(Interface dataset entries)
'''

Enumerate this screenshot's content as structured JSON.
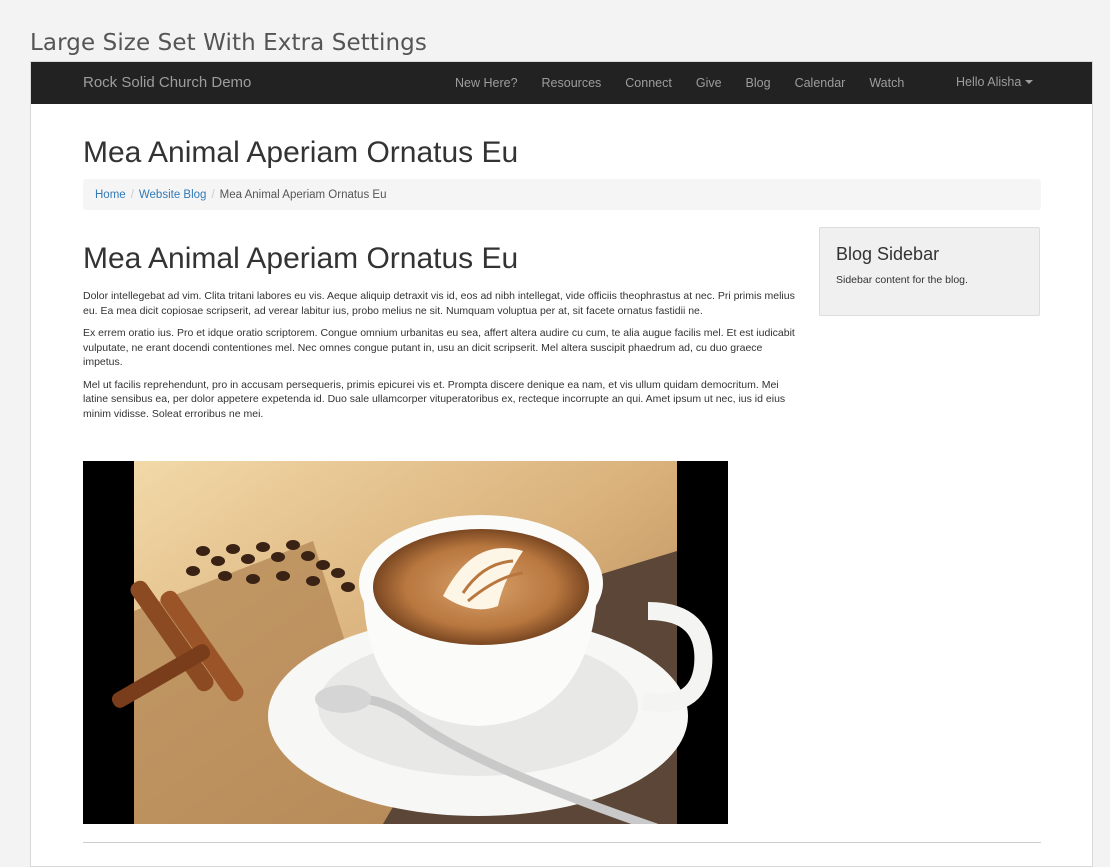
{
  "caption": "Large Size Set With Extra Settings",
  "navbar": {
    "brand": "Rock Solid Church Demo",
    "items": [
      "New Here?",
      "Resources",
      "Connect",
      "Give",
      "Blog",
      "Calendar",
      "Watch"
    ],
    "user": "Hello Alisha"
  },
  "page": {
    "title": "Mea Animal Aperiam Ornatus Eu",
    "breadcrumb": [
      "Home",
      "Website Blog",
      "Mea Animal Aperiam Ornatus Eu"
    ]
  },
  "post": {
    "title": "Mea Animal Aperiam Ornatus Eu",
    "paragraphs": [
      "Dolor intellegebat ad vim. Clita tritani labores eu vis. Aeque aliquip detraxit vis id, eos ad nibh intellegat, vide officiis theophrastus at nec. Pri primis melius eu. Ea mea dicit copiosae scripserit, ad verear labitur ius, probo melius ne sit. Numquam voluptua per at, sit facete ornatus fastidii ne.",
      "Ex errem oratio ius. Pro et idque oratio scriptorem. Congue omnium urbanitas eu sea, affert altera audire cu cum, te alia augue facilis mel. Et est iudicabit vulputate, ne erant docendi contentiones mel. Nec omnes congue putant in, usu an dicit scripserit. Mel altera suscipit phaedrum ad, cu duo graece impetus.",
      "Mel ut facilis reprehendunt, pro in accusam persequeris, primis epicurei vis et. Prompta discere denique ea nam, et vis ullum quidam democritum. Mei latine sensibus ea, per dolor appetere expetenda id. Duo sale ullamcorper vituperatoribus ex, recteque incorrupte an qui. Amet ipsum ut nec, ius id eius minim vidisse. Soleat erroribus ne mei."
    ]
  },
  "sidebar": {
    "title": "Blog Sidebar",
    "text": "Sidebar content for the blog."
  }
}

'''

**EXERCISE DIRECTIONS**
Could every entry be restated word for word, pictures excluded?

**RESULT OF THE EXERCISE**
Enumerate this screenshot's content as structured JSON.
{
  "caption": "Large Size Set With Extra Settings",
  "navbar": {
    "brand": "Rock Solid Church Demo",
    "items": [
      "New Here?",
      "Resources",
      "Connect",
      "Give",
      "Blog",
      "Calendar",
      "Watch"
    ],
    "user": "Hello Alisha"
  },
  "page": {
    "title": "Mea Animal Aperiam Ornatus Eu",
    "breadcrumb": [
      "Home",
      "Website Blog",
      "Mea Animal Aperiam Ornatus Eu"
    ]
  },
  "post": {
    "title": "Mea Animal Aperiam Ornatus Eu",
    "paragraphs": [
      "Dolor intellegebat ad vim. Clita tritani labores eu vis. Aeque aliquip detraxit vis id, eos ad nibh intellegat, vide officiis theophrastus at nec. Pri primis melius eu. Ea mea dicit copiosae scripserit, ad verear labitur ius, probo melius ne sit. Numquam voluptua per at, sit facete ornatus fastidii ne.",
      "Ex errem oratio ius. Pro et idque oratio scriptorem. Congue omnium urbanitas eu sea, affert altera audire cu cum, te alia augue facilis mel. Et est iudicabit vulputate, ne erant docendi contentiones mel. Nec omnes congue putant in, usu an dicit scripserit. Mel altera suscipit phaedrum ad, cu duo graece impetus.",
      "Mel ut facilis reprehendunt, pro in accusam persequeris, primis epicurei vis et. Prompta discere denique ea nam, et vis ullum quidam democritum. Mei latine sensibus ea, per dolor appetere expetenda id. Duo sale ullamcorper vituperatoribus ex, recteque incorrupte an qui. Amet ipsum ut nec, ius id eius minim vidisse. Soleat erroribus ne mei."
    ]
  },
  "sidebar": {
    "title": "Blog Sidebar",
    "text": "Sidebar content for the blog."
  }
}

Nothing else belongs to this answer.